EXERCISE DIRECTIONS => Once you find the line in the listing below that contains "Parse this screenshot: output", copy it and every following line exactly, stopping at the end.

DATA FOR REVIEW =>
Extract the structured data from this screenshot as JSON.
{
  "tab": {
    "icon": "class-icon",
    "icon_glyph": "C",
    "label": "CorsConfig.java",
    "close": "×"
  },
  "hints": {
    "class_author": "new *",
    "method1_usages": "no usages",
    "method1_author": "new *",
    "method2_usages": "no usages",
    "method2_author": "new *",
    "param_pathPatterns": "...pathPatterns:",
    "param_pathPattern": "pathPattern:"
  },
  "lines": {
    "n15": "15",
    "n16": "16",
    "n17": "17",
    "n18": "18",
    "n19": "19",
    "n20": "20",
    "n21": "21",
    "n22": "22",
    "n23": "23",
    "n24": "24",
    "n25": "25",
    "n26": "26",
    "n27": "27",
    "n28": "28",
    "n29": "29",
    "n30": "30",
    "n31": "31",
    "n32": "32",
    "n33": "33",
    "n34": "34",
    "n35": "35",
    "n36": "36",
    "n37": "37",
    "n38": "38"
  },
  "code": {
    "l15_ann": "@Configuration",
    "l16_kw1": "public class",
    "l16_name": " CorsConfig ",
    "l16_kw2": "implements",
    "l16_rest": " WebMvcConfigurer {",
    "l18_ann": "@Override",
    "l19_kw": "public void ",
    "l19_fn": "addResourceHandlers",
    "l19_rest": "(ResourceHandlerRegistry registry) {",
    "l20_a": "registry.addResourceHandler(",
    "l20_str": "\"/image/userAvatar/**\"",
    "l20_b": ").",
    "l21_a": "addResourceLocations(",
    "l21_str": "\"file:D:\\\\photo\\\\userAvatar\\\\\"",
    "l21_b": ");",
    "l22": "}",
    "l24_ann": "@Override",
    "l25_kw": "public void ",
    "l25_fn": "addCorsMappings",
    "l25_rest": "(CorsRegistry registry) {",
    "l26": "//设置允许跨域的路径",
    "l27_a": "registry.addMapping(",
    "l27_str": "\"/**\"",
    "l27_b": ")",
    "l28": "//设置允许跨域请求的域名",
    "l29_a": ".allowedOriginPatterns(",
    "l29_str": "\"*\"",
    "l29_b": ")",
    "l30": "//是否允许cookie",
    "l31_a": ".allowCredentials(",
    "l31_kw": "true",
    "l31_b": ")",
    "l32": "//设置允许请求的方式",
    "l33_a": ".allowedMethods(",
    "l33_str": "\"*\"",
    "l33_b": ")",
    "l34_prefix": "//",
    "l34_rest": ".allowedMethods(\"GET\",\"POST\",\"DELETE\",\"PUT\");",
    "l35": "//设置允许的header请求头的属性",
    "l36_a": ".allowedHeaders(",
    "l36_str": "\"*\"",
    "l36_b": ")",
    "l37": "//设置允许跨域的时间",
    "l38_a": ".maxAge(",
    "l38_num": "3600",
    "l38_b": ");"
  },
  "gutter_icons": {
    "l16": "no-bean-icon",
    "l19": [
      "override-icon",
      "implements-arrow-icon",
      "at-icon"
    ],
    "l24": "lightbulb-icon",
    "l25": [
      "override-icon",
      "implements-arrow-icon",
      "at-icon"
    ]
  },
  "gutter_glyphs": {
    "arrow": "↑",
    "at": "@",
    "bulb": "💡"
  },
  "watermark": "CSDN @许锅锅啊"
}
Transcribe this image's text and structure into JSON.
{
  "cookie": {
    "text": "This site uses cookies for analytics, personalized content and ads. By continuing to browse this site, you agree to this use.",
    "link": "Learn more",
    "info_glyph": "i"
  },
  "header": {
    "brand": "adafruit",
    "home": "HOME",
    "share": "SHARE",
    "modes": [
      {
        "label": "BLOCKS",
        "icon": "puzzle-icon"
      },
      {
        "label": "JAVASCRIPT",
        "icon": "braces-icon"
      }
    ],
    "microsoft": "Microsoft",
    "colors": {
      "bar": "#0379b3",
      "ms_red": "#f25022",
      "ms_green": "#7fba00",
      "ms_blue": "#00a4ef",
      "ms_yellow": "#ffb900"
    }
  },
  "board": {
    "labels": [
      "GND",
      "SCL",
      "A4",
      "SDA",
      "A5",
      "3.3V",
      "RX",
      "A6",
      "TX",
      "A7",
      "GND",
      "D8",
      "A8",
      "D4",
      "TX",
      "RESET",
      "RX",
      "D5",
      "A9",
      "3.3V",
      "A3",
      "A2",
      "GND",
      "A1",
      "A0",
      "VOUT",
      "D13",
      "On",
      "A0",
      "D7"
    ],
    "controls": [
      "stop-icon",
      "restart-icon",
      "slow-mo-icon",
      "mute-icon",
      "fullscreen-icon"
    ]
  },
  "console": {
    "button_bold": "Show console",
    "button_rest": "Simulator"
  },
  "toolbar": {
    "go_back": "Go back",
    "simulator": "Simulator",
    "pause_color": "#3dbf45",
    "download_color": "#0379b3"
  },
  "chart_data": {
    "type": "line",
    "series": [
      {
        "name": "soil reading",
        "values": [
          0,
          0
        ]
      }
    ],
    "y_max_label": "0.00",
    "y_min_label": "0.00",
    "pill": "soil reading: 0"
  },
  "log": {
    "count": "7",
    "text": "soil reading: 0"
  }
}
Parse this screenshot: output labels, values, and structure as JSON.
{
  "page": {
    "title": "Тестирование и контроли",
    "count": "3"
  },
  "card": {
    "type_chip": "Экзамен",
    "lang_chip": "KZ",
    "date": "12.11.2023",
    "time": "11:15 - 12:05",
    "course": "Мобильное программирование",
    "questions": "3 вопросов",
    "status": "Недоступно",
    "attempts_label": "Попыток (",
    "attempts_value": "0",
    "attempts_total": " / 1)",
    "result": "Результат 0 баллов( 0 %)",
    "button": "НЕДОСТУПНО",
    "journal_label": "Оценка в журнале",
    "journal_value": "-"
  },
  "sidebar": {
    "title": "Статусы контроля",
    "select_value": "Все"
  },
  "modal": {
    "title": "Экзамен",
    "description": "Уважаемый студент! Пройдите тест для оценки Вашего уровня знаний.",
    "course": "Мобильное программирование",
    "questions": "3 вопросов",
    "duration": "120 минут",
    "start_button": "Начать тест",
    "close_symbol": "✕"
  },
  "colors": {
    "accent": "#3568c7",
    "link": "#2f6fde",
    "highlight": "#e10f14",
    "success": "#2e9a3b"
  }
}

RESPONSE =>
Parse this screenshot: output labels, values, and structure as JSON.
{
  "page": {
    "title": "Тестирование и контроли",
    "count": "3"
  },
  "card": {
    "type_chip": "Экзамен",
    "lang_chip": "KZ",
    "date": "12.11.2023",
    "time": "11:15 - 12:05",
    "course": "Мобильное программирование",
    "questions": "3 вопросов",
    "status": "Недоступно",
    "attempts_label": "Попыток (",
    "attempts_value": "0",
    "attempts_total": " / 1)",
    "result": "Результат 0 баллов( 0 %)",
    "button": "НЕДОСТУПНО",
    "journal_label": "Оценка в журнале",
    "journal_value": "-"
  },
  "sidebar": {
    "title": "Статусы контроля",
    "select_value": "Все"
  },
  "modal": {
    "title": "Экзамен",
    "description": "Уважаемый студент! Пройдите тест для оценки Вашего уровня знаний.",
    "course": "Мобильное программирование",
    "questions": "3 вопросов",
    "duration": "120 минут",
    "start_button": "Начать тест",
    "close_symbol": "✕"
  },
  "colors": {
    "accent": "#3568c7",
    "link": "#2f6fde",
    "highlight": "#e10f14",
    "success": "#2e9a3b"
  }
}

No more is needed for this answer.